Melatonin is known as the “sleep hormone”. It helps prolong your sleep time, reduce the time for falling asleep and it also enhances the quality of your sleep. It is expected that we will naturally produce it at night but this is not always the case!
The body does not receive the signal that it’s time to start lowering cortisol and increase melatonin production whenever you’re exposed to blue light (TV, smartphones, computer screens, etc.).
This is why I strongly believe that everyone should be wearing blue light-blocking glasses.
You can find the one that I recommend here.
3. GUT ISSUES
A leaky gut is a common culprit of insomnia. Issues in your GI tract can stimulate inflammation which will then cause autoimmune issues and boost production of cytokines. More cytokines can lead to increased levels of cortisol.
4. IMBALANCED HORMONES
Serotonin (aka the “happy hormone”) is converted to melatonin at night so producing enough serotonin throughout the day is essential. Lower levels of estrogen (especially during menopause) can lead to lower serotonin levels.

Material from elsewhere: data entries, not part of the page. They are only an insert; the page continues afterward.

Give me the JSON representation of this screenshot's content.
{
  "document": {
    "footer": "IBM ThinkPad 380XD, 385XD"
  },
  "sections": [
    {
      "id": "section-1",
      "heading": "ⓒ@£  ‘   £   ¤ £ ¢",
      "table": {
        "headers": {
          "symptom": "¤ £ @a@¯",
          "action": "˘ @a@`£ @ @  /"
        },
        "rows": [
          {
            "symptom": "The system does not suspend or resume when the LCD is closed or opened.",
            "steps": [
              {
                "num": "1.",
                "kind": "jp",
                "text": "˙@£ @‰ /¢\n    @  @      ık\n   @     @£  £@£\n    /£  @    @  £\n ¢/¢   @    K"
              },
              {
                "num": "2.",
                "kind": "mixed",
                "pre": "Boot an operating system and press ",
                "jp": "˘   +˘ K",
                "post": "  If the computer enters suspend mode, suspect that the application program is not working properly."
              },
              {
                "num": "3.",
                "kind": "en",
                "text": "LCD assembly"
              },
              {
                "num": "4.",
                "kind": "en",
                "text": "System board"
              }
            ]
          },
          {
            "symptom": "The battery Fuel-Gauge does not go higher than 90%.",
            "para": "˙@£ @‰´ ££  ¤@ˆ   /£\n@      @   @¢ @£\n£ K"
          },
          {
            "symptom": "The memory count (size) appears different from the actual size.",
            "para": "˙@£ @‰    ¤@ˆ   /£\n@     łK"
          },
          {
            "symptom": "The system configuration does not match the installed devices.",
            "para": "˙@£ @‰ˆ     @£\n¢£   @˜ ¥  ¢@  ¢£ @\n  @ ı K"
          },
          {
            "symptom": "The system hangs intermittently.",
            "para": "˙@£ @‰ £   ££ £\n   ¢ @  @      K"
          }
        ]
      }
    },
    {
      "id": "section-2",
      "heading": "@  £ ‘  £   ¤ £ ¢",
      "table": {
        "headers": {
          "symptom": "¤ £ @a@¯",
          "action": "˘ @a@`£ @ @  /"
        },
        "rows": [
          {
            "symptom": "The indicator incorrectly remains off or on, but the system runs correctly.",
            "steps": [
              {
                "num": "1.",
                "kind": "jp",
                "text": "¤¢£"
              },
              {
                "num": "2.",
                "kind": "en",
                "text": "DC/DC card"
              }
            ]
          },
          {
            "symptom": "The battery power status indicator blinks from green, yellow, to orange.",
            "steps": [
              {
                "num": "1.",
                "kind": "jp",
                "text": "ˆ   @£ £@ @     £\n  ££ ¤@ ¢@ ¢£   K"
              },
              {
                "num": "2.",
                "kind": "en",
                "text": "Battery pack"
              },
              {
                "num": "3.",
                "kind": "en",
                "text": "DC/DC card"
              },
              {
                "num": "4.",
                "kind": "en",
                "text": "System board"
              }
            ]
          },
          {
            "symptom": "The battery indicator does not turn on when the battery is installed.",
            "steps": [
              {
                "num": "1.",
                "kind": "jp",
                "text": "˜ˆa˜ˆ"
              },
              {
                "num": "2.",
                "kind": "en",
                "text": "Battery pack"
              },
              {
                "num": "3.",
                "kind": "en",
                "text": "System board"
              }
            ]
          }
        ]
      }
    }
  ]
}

Oh and by the way, did you know that the majority of serotonin is produced in the gut? This is why before you work on anything else, you need to work on gut health first!
5. BLOOD SUGAR DYSREGULATION
Blood sugar imbalances can contribute to higher levels of cortisol. High blood sugar can also make you feel hot, irritable, and uneasy which makes it harder to sleep!
Low blood sugar can also trigger nocturnal hypoglycemia which can lead to restlessness, changes in breathing patterns, and even shaking or trembling.
6. NUTRIENT DEFICIENCIES
A study showed that a lack of calcium, magnesium, and vitamins A, C, D, E, and K can have a direct impact on sleep.
Choose what foods you put into your body wisely! Everything begins with great nutrition, but it has been clinically proven that even with organic food, we’re not able to get all of the vitamins that we need.
Our soil has been tested numerous times and it has been shown to be depleted in vitamins & minerals. If it is not in our soil, how is it going to be in our food?
This is why I’m a big proponent of supplements and there are specific ones that I recommend for everyone on a daily basis. I go through this in my GI Protocol but don’t forget that not all supplements are made equally! Make sure that you’re buying your supplements from a functional medicine company that not only uses absorbable forms of vitamins and minerals but are also testing for heavy metals!
Unhealthy lifestyle choices whether it is an inflammatory diet, alcohol, or too much coffee can also cause sleep deprivation. All of these can raise your cortisol levels and therefore, decrease melatonin.
Apart from that, instead of repair and rejuvenation, your body will be focusing on fighting off all the inflammation so you’re cheating yourself from restoration!
Waking up in the middle of the night is very common but it’s not necessarily normal.
If you’re not tracking your sleep, I highly recommend doing so. I’ve been tracking my sleep for a long time and there are multiple inexpensive devices out there that you can use.
Remember, sleep will have a direct impact on multiple aspects of your health.
Not only has it been shown to decrease lifespan but we know that the body needs a good amount of deep and REM sleep in order to repair, restore and rejuvenate itself.
Don’t be afraid to ask for help. Integrative health practitioners like myself can help you look for the underlying root causes and give you recommendations based on YOUR body.
Leave a comment